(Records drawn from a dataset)
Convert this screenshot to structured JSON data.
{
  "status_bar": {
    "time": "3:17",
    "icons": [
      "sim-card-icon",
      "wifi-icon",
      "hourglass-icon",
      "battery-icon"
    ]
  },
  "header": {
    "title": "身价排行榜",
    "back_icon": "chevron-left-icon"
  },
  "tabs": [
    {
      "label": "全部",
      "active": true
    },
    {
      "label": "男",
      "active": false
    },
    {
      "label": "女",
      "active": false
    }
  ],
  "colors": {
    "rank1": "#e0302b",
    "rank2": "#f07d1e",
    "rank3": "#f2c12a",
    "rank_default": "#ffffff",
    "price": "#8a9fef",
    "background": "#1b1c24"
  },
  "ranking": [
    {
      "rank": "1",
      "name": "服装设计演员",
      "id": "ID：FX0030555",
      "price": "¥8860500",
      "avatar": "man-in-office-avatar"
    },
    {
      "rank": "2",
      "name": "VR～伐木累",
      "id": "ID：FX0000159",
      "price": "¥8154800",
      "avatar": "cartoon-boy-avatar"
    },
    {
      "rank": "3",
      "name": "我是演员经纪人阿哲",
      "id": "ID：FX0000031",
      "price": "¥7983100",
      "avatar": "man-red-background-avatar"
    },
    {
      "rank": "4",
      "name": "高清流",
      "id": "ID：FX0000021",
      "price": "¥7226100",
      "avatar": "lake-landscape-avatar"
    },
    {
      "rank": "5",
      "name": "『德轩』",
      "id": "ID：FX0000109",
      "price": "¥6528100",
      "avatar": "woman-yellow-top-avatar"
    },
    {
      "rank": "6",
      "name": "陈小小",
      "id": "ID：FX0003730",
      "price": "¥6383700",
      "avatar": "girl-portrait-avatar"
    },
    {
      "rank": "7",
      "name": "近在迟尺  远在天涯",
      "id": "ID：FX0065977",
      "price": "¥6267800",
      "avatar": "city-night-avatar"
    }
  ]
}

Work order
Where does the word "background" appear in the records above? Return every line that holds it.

Response for this exercise
    "background": "#1b1c24"
      "avatar": "man-red-background-avatar"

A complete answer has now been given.